if we don't need it, we get the Zuul v2 behavior of a fake worker.
If a change alters .zuul.yaml in a repo that is permitted to use in-repo
configuration, create a shadow configuration layout specifically for that
and any following changes with the new configuration in place.
Such configuration changes extend only to altering jobs and job trees.
More substantial changes such as altering pipelines will be ignored. This
only applies to "project" repos (ie, the repositories under test which may
incidentally have .zuul.yaml files) rather than "config" repos (repositories
specifically designed to hold Zuul configuration in zuul.yaml files). This
is to avoid the situation where a user might propose a change to a config
repository (and Zuul would therefore run) that would perform actions that
the gatekeepers of that repository would not normally permit.
This change also corrects an issue with job inheritance in that the Job
instances attached to the project pipeline job trees (ie, those that
represent the job as invoked in the specific pipeline configuration for
a project) were inheriting attributes at configuration time rather than
when job trees are frozen when a change is enqueued. This could mean that
they would inherit attributes from the wrong variant of a job.
This does not actually talk to nodepool, but this adds the nodepool
request flow to the pipeline managers, and establishes a nodepool
class for zuul to interact with nodepool directly.
The config writer should be

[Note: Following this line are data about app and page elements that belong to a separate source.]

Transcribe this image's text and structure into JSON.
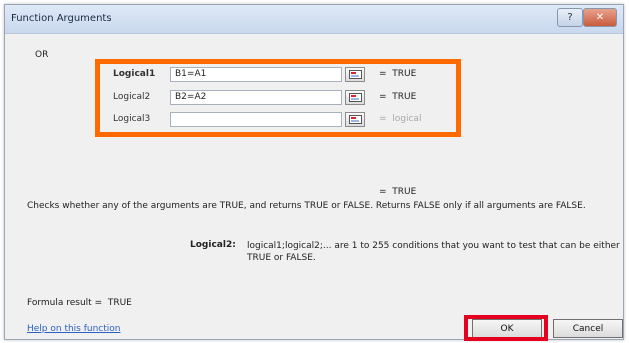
{
  "window": {
    "title": "Function Arguments"
  },
  "function_name": "OR",
  "args": [
    {
      "label": "Logical1",
      "value": "B1=A1",
      "result": "=  TRUE",
      "bold": true
    },
    {
      "label": "Logical2",
      "value": "B2=A2",
      "result": "=  TRUE",
      "bold": false
    },
    {
      "label": "Logical3",
      "value": "",
      "result": "=  logical",
      "bold": false
    }
  ],
  "summary_result": "=  TRUE",
  "description": "Checks whether any of the arguments are TRUE, and returns TRUE or FALSE. Returns FALSE only if all arguments are FALSE.",
  "arg_description": {
    "label": "Logical2:",
    "text": "logical1;logical2;... are 1 to 255 conditions that you want to test that can be either TRUE or FALSE."
  },
  "formula_result": "Formula result =  TRUE",
  "help_link": "Help on this function",
  "buttons": {
    "ok": "OK",
    "cancel": "Cancel"
  },
  "colors": {
    "highlight_orange": "#ff6a00",
    "highlight_red": "#e6001f",
    "link": "#2a62c3"
  }
}
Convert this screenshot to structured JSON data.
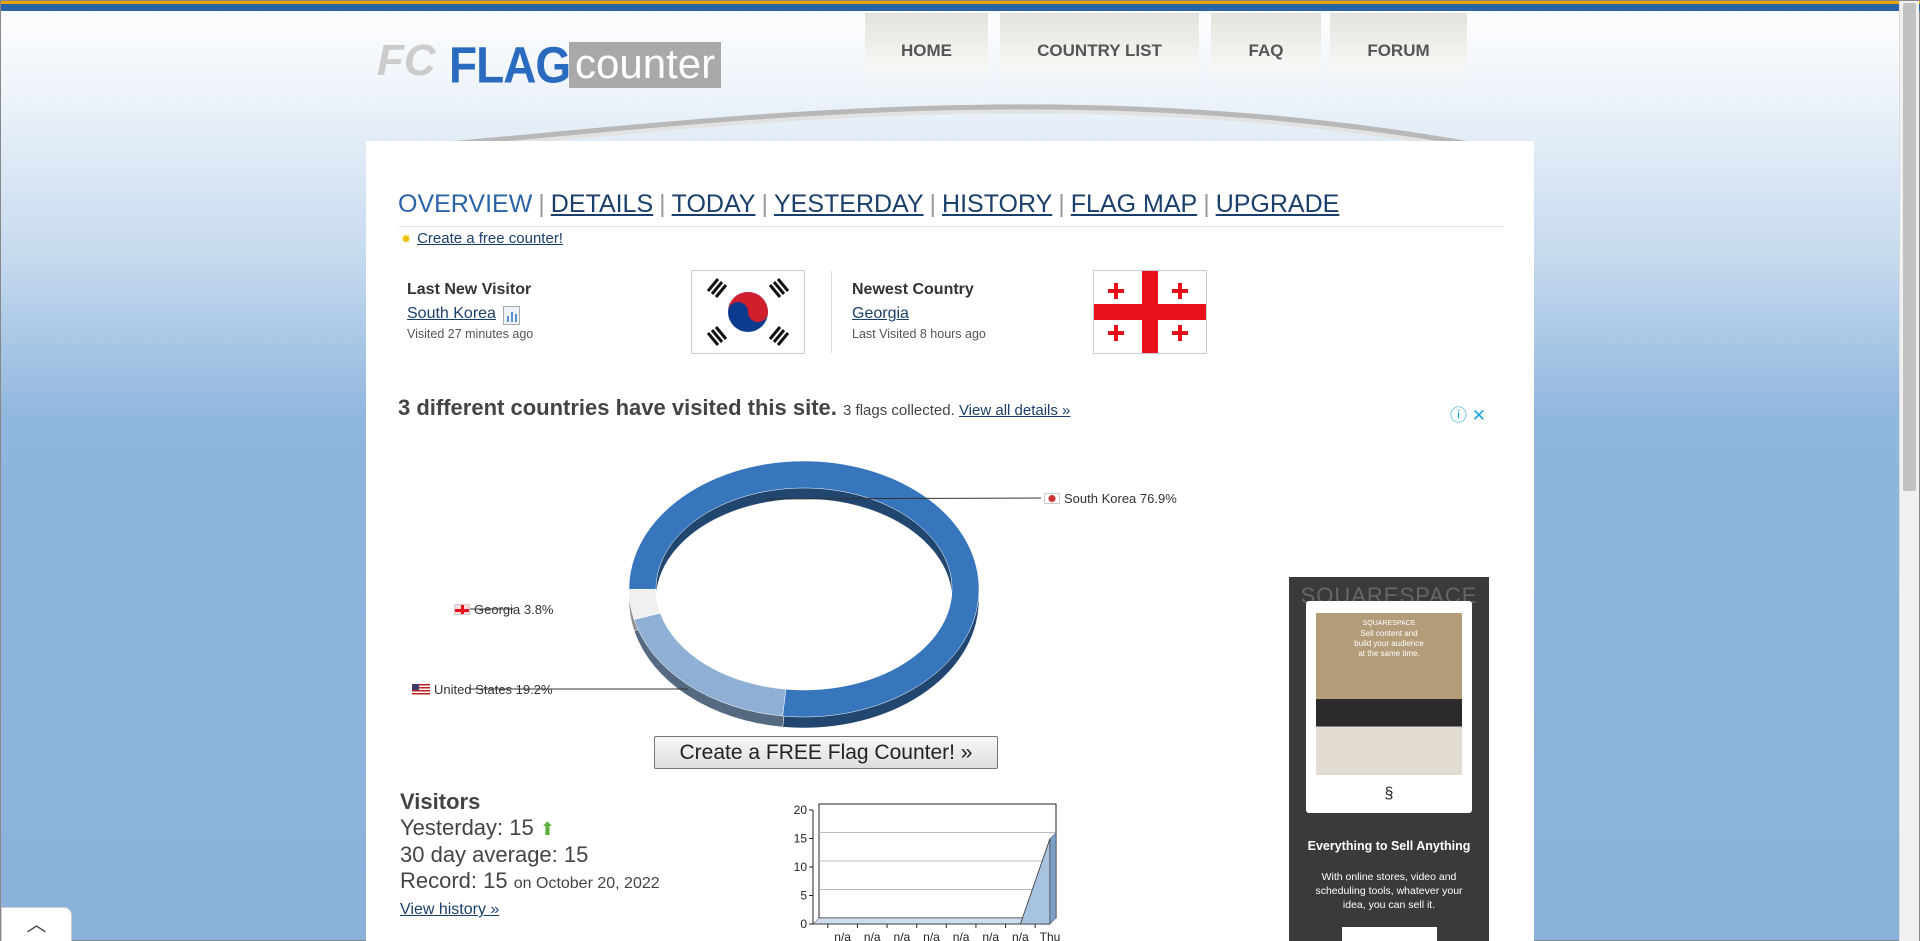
{
  "logo": {
    "text_flag": "FLAG",
    "text_counter": "counter",
    "mark": "FC"
  },
  "nav": [
    {
      "label": "HOME"
    },
    {
      "label": "COUNTRY LIST"
    },
    {
      "label": "FAQ"
    },
    {
      "label": "FORUM"
    }
  ],
  "subnav": {
    "current": "OVERVIEW",
    "links": [
      "DETAILS",
      "TODAY",
      "YESTERDAY",
      "HISTORY",
      "FLAG MAP",
      "UPGRADE"
    ]
  },
  "create_counter": "Create a free counter!",
  "last_visitor": {
    "title": "Last New Visitor",
    "country": "South Korea",
    "time": "Visited 27 minutes ago"
  },
  "newest_country": {
    "title": "Newest Country",
    "country": "Georgia",
    "time": "Last Visited 8 hours ago"
  },
  "summary": {
    "heading": "3 different countries have visited this site.",
    "flags": "3 flags collected.",
    "details_link": "View all details »"
  },
  "ad_icons": {
    "info": "ⓘ",
    "close": "✕"
  },
  "chart_data": [
    {
      "type": "pie",
      "style": "3d-donut",
      "slices": [
        {
          "name": "South Korea",
          "value": 76.9,
          "label": "South Korea  76.9%",
          "color": "#3776bd"
        },
        {
          "name": "Georgia",
          "value": 3.8,
          "label": "Georgia  3.8%",
          "color": "#f0f0f0"
        },
        {
          "name": "United States",
          "value": 19.2,
          "label": "United States  19.2%",
          "color": "#8eb0d5"
        }
      ]
    },
    {
      "type": "area",
      "categories": [
        "n/a",
        "n/a",
        "n/a",
        "n/a",
        "n/a",
        "n/a",
        "n/a",
        "Thu"
      ],
      "values": [
        0,
        0,
        0,
        0,
        0,
        0,
        0,
        15
      ],
      "ylim": [
        0,
        20
      ],
      "yticks": [
        0,
        5,
        10,
        15,
        20
      ],
      "grid": true,
      "color": "#a7c3e0"
    }
  ],
  "cta_button": "Create a FREE Flag Counter! »",
  "visitors": {
    "title": "Visitors",
    "yesterday": "Yesterday: 15",
    "average": "30 day average: 15",
    "record": "Record: 15",
    "record_date": "on October 20, 2022",
    "history_link": "View history »"
  },
  "ad": {
    "brand": "SQUARESPACE",
    "inner_headline_1": "Sell content and",
    "inner_headline_2": "build your audience",
    "inner_headline_3": "at the same time.",
    "headline": "Everything to Sell Anything",
    "body": "With online stores, video and scheduling tools, whatever your idea, you can sell it."
  },
  "scroll_up": "︿"
}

used in a context manager form to ensure locks are shared and
the data is properly written out. In python 2 it looks as if

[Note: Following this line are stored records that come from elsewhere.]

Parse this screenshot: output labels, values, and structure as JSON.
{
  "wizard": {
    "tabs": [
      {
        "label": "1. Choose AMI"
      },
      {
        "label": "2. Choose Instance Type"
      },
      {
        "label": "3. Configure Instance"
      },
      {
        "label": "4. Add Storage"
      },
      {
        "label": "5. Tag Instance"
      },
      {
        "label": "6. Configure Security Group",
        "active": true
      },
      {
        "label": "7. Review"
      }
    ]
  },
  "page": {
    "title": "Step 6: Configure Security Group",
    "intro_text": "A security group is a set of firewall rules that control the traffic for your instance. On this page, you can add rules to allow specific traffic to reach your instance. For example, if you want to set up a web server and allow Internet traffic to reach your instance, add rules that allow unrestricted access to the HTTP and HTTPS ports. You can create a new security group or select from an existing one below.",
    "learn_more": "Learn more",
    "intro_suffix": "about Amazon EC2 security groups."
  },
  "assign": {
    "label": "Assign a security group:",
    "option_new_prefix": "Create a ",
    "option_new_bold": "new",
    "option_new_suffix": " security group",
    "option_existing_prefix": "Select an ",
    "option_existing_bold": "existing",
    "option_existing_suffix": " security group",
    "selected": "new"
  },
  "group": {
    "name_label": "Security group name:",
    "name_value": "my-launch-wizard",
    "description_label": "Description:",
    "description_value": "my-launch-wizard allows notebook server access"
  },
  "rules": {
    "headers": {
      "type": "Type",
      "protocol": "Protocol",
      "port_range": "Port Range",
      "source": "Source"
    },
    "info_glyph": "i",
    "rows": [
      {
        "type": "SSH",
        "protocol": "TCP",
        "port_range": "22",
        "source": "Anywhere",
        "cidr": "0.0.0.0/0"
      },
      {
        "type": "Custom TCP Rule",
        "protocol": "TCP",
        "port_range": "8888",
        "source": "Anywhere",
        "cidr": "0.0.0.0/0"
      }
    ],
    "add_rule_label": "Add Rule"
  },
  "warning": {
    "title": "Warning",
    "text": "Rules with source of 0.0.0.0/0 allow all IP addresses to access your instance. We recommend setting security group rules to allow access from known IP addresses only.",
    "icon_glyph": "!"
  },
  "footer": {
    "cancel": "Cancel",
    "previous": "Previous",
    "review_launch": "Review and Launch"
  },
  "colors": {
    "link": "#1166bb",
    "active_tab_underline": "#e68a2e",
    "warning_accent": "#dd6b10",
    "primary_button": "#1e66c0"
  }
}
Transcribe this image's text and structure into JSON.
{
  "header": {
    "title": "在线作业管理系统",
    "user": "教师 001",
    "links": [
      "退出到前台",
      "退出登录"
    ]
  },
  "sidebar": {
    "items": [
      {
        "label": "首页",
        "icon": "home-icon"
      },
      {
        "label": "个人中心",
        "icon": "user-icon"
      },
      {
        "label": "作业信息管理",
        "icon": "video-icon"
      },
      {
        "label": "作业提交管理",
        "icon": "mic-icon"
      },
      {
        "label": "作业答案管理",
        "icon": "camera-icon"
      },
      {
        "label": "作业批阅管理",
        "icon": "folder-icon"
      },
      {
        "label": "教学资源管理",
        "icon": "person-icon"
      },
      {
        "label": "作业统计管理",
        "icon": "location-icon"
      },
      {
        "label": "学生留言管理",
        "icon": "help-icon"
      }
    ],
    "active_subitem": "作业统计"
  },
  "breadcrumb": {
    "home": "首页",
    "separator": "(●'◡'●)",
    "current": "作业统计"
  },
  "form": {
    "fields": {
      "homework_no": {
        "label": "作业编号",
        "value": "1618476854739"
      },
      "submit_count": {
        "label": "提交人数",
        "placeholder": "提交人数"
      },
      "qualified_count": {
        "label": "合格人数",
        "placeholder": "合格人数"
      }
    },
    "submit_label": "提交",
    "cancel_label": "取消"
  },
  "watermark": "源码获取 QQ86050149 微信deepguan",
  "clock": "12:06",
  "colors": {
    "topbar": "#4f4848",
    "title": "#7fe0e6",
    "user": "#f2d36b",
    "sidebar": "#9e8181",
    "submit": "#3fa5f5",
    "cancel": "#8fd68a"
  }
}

the locks were not properly handled and multiple config
writers would just lock the same file (and write) blindly.
In python 3, the context manager is required to not raise
an exception when writing the config due to the lock already
being held by another config_writer.
Currently zuul-cloner does not support post jobs, as it does not know
what to checkout. This adds the ability on a per project basis to
specify a revision to be checked out. When specified zuul-cloner
will successfully check out the same repo as gerrit-git-prep.sh does
in post jobs.
- name: openstack/neutron
- name: openstack/requirements
zuul-cloner -m map.yaml git://git.openstack.org $ZUUL_PROJECT \
This results with openstack/neutron checked out at rev a2Fhc2 and
openstack/requirements at 'heads/stable/liberty'
The subunit output size is already nearing 50MB, which is the maximum
allowed by jenkins jobs. Lower the log level to INFO, which should be
enough for normal test runs and lower the output size significantly.
Co-Authored-By: Joshua Hesketh <firstname.lastname@example.org>
To reduce the testrepository.subunit output, eliminate debugging logs
from gear.Server and gear.Client.
This is handled via an ENV defined in the tox.ini called `OS_LOG_DEFAULTS`.
Any module can be specified in the typicall python logging format (e.g.
"gear.Server=INFO"). Each entry should be comma separated. For each valid
entry, a fake logger is created with the log level set to that level.
An invalid format will be skipped (expected: `<module name str>=<level_str>`).
An invalid logging level will default to logging.DEBUG.
Specifying OS_LOG_DEFAULT as an ENV var prior to running tox will override
the default values defined in tox.ini.
Commit 4c6a7744 introduced an error in formatting the queue status.
This corrects that and also changes the print statements to debug
logs so they are easier to follow.
There are a few different missing builtins in python3 that we're using.
This shows up when running tox pep8 under python3 which is needed for
the streamer work.